▸ **EXERCISE DESCRIPTION**:
Exact copies of all the lines below are needed, without the pictures.

▸ **INFORMATION**:
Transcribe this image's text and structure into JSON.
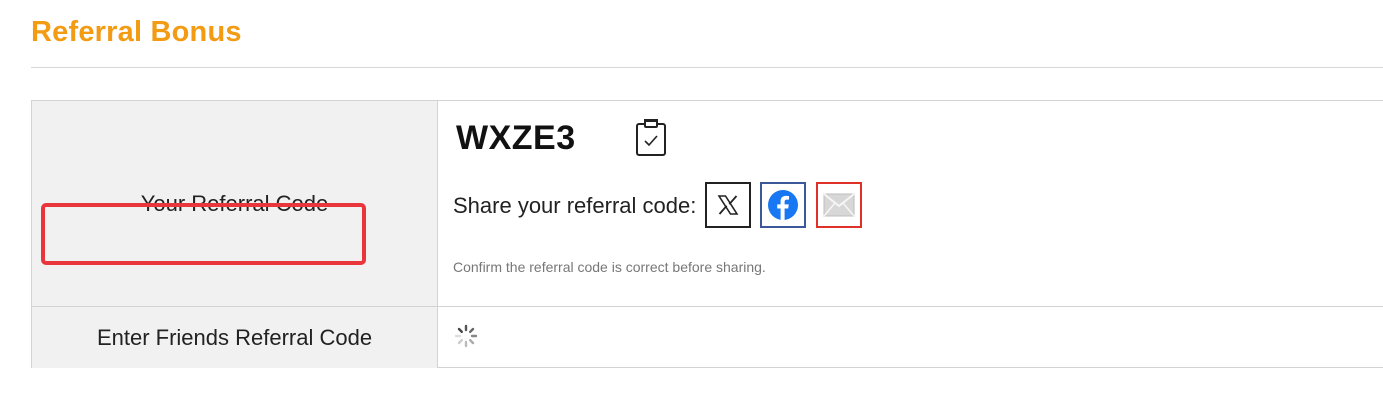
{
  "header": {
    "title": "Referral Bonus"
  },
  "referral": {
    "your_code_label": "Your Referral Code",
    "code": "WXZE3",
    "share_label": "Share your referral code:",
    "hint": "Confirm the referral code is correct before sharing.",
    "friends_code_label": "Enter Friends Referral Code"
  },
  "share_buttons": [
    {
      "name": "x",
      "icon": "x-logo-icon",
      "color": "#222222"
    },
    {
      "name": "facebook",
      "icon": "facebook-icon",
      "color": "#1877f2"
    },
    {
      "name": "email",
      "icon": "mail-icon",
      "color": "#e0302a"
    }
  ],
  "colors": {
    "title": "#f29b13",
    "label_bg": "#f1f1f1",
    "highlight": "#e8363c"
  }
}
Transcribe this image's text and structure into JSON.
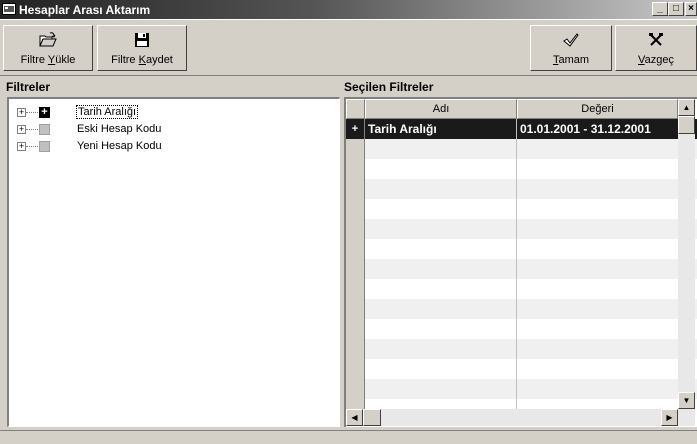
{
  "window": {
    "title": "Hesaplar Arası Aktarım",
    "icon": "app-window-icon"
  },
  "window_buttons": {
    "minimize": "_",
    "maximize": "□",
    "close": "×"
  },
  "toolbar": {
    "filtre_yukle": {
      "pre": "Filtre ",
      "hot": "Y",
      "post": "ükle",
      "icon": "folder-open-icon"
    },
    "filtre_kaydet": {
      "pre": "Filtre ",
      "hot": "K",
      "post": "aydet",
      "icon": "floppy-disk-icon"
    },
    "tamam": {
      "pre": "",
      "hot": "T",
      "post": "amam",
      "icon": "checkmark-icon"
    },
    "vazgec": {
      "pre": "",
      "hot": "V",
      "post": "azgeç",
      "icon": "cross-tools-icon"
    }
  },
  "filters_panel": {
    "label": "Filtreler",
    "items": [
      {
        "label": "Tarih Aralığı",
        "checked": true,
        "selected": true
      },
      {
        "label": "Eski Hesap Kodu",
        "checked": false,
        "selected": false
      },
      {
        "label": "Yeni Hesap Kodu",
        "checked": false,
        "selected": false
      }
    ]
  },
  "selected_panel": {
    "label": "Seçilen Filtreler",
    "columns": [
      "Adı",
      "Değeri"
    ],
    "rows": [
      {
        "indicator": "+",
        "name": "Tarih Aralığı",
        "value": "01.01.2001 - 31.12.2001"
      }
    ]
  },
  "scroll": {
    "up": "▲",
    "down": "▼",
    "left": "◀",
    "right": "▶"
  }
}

▸ **WRITTEN REPLY**:
Transcribe this image's text and structure into JSON.
{
  "header": {
    "title": "Referral Bonus"
  },
  "referral": {
    "your_code_label": "Your Referral Code",
    "code": "WXZE3",
    "share_label": "Share your referral code:",
    "hint": "Confirm the referral code is correct before sharing.",
    "friends_code_label": "Enter Friends Referral Code"
  },
  "share_buttons": [
    {
      "name": "x",
      "icon": "x-logo-icon",
      "color": "#222222"
    },
    {
      "name": "facebook",
      "icon": "facebook-icon",
      "color": "#1877f2"
    },
    {
      "name": "email",
      "icon": "mail-icon",
      "color": "#e0302a"
    }
  ],
  "colors": {
    "title": "#f29b13",
    "label_bg": "#f1f1f1",
    "highlight": "#e8363c"
  }
}
Transcribe this image's text and structure into JSON.
{
  "window": {
    "title": "Hesaplar Arası Aktarım",
    "icon": "app-window-icon"
  },
  "window_buttons": {
    "minimize": "_",
    "maximize": "□",
    "close": "×"
  },
  "toolbar": {
    "filtre_yukle": {
      "pre": "Filtre ",
      "hot": "Y",
      "post": "ükle",
      "icon": "folder-open-icon"
    },
    "filtre_kaydet": {
      "pre": "Filtre ",
      "hot": "K",
      "post": "aydet",
      "icon": "floppy-disk-icon"
    },
    "tamam": {
      "pre": "",
      "hot": "T",
      "post": "amam",
      "icon": "checkmark-icon"
    },
    "vazgec": {
      "pre": "",
      "hot": "V",
      "post": "azgeç",
      "icon": "cross-tools-icon"
    }
  },
  "filters_panel": {
    "label": "Filtreler",
    "items": [
      {
        "label": "Tarih Aralığı",
        "checked": true,
        "selected": true
      },
      {
        "label": "Eski Hesap Kodu",
        "checked": false,
        "selected": false
      },
      {
        "label": "Yeni Hesap Kodu",
        "checked": false,
        "selected": false
      }
    ]
  },
  "selected_panel": {
    "label": "Seçilen Filtreler",
    "columns": [
      "Adı",
      "Değeri"
    ],
    "rows": [
      {
        "indicator": "+",
        "name": "Tarih Aralığı",
        "value": "01.01.2001 - 31.12.2001"
      }
    ]
  },
  "scroll": {
    "up": "▲",
    "down": "▼",
    "left": "◀",
    "right": "▶"
  }
}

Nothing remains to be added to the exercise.